IT WAS a sweltering evening in Charleston, South Carolina, but snow was falling inside the Gaillard Centre. The performance of “Eugene Onegin” on May 26th transported its audience to an estate in tsarist Russia and then, in the final act of Tchaikovsky’s opera, to St Petersburg. Consider the venue and the setting closely, though, and the mental journey becomes shorter than the weather made it seem.

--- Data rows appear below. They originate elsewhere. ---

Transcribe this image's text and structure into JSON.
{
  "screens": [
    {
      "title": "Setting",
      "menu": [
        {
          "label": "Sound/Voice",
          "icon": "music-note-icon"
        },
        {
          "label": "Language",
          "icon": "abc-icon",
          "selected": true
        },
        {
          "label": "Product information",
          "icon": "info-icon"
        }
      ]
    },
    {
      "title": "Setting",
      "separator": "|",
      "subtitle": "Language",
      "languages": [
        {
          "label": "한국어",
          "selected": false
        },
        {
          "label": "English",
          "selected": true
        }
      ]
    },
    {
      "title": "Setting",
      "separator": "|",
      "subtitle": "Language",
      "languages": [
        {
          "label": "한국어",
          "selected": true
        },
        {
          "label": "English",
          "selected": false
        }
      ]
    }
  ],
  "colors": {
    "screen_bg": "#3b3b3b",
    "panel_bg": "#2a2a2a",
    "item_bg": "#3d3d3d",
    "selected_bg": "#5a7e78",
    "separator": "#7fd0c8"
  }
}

“Onegin”, directed by Chen Shi-Zheng, was the opening showpiece of the Spoleto Festival USA: an annual arts extravaganza, featuring top-notch music and theatre, which this year runs until June 11th. Like St Petersburg, Charleston, the festival’s base, was once home to a storied aristocracy, members of which flocked to the city from their estates for grand balls. In both, the opulent lifestyles were supported by the backbreaking labour of others, serfs in Russia (until 1861), slaves in the American South. Mythologies have evolved around both of these compromised leisure classes, involving pageantry and elegance, gallantry and, as…Continue reading